_PROBLEM DETAILS_
Filter the entries below down to the lines that hold "每行一个".

_DATA FOR PROCESSING_

····················

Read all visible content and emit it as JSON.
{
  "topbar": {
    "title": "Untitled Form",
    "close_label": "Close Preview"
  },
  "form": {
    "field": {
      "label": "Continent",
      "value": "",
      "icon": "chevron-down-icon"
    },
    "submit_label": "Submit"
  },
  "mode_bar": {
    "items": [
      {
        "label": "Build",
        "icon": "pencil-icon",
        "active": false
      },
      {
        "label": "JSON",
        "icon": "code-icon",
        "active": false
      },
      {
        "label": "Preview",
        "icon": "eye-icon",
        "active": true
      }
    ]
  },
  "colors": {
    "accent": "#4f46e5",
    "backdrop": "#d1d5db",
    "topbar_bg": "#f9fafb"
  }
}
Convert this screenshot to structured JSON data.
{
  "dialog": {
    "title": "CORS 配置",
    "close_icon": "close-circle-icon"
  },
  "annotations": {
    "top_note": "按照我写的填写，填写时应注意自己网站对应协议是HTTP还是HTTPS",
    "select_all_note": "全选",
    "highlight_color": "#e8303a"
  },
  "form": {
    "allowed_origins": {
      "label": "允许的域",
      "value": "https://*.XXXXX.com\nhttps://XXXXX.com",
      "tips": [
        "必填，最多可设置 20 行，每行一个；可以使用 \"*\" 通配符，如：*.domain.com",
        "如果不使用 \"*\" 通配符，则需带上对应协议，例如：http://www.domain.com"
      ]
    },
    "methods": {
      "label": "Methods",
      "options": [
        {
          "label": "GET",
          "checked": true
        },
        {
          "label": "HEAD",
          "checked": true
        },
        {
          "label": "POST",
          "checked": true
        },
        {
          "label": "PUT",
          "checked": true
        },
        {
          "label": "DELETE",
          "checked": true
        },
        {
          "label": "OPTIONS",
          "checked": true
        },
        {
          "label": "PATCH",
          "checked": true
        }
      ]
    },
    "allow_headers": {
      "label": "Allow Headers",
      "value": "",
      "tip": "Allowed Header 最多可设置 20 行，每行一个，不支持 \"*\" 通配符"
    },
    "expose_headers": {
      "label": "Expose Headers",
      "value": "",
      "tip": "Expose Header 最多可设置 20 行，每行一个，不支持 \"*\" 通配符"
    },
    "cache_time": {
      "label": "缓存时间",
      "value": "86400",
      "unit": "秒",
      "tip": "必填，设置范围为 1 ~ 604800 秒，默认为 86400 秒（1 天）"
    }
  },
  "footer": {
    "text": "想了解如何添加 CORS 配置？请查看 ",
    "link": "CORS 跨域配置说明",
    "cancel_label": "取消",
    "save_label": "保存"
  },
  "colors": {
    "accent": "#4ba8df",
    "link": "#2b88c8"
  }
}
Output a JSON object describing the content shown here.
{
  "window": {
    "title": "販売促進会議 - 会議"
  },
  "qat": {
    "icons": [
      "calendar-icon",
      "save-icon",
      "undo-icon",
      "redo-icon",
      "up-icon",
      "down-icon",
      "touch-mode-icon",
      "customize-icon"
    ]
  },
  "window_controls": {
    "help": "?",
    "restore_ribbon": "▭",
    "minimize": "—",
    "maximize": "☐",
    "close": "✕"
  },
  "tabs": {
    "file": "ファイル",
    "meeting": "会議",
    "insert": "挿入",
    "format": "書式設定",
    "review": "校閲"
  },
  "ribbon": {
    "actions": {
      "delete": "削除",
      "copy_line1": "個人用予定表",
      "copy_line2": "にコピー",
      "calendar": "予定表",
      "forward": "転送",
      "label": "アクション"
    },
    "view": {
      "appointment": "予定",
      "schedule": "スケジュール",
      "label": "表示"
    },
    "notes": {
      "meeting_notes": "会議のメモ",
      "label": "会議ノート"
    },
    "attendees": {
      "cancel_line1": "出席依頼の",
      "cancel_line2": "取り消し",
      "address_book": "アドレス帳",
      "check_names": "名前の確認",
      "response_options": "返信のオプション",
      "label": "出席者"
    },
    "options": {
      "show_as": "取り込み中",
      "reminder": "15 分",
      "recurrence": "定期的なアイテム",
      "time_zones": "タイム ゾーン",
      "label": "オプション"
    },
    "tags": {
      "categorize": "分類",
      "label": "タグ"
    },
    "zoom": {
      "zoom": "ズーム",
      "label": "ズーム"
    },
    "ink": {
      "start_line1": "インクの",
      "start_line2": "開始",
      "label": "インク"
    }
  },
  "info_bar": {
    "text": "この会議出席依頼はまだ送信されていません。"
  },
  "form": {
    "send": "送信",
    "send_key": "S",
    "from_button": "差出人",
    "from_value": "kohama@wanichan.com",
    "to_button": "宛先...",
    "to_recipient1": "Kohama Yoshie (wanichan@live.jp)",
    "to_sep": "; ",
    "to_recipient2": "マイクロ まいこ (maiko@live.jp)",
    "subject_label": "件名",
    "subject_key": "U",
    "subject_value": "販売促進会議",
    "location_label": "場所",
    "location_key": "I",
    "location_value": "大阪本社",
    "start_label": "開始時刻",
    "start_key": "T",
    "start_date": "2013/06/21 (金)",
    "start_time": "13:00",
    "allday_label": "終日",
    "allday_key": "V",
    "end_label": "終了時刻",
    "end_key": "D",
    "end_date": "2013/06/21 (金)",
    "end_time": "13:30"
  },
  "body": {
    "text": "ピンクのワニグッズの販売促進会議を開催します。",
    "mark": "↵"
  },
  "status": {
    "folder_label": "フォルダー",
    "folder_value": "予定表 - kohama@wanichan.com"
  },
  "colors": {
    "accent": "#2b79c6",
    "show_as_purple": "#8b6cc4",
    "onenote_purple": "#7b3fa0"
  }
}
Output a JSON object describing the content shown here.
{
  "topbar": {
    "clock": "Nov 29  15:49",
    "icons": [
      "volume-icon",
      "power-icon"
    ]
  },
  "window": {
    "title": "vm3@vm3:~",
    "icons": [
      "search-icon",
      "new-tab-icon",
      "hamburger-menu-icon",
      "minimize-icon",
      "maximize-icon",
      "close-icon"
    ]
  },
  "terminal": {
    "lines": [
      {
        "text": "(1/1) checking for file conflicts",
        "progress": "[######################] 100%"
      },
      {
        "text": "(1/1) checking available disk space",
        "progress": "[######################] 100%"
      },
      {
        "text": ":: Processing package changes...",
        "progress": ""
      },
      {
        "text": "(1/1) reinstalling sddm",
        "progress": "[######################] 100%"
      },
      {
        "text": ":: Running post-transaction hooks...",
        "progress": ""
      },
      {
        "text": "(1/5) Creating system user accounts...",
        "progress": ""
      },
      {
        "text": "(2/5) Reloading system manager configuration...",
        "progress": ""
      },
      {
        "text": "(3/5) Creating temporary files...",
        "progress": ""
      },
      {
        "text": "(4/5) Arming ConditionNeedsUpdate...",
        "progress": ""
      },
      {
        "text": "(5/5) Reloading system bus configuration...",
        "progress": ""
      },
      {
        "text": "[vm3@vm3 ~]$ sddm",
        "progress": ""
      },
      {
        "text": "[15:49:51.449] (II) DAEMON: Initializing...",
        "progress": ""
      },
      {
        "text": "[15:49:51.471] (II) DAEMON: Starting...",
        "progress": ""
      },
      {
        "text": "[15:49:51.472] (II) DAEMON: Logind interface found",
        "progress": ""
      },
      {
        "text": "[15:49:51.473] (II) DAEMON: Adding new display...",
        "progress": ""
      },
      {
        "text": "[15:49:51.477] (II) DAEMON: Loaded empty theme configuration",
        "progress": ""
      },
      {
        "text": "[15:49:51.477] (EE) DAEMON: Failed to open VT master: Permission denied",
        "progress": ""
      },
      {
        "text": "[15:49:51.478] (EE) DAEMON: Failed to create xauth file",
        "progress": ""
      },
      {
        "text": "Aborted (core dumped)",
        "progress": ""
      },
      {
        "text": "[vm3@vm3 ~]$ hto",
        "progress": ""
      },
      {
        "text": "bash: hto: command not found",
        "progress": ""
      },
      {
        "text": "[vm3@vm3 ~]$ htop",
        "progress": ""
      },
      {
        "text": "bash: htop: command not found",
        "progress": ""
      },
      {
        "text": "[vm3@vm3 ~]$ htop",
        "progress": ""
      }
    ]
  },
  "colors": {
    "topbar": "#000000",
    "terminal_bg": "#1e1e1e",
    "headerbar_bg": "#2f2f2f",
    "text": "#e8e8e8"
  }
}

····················

_TASK SOLUTION_
        "必填，最多可设置 20 行，每行一个；可以使用 \"*\" 通配符，如：*.domain.com",
      "tip": "Allowed Header 最多可设置 20 行，每行一个，不支持 \"*\" 通配符"
      "tip": "Expose Header 最多可设置 20 行，每行一个，不支持 \"*\" 通配符"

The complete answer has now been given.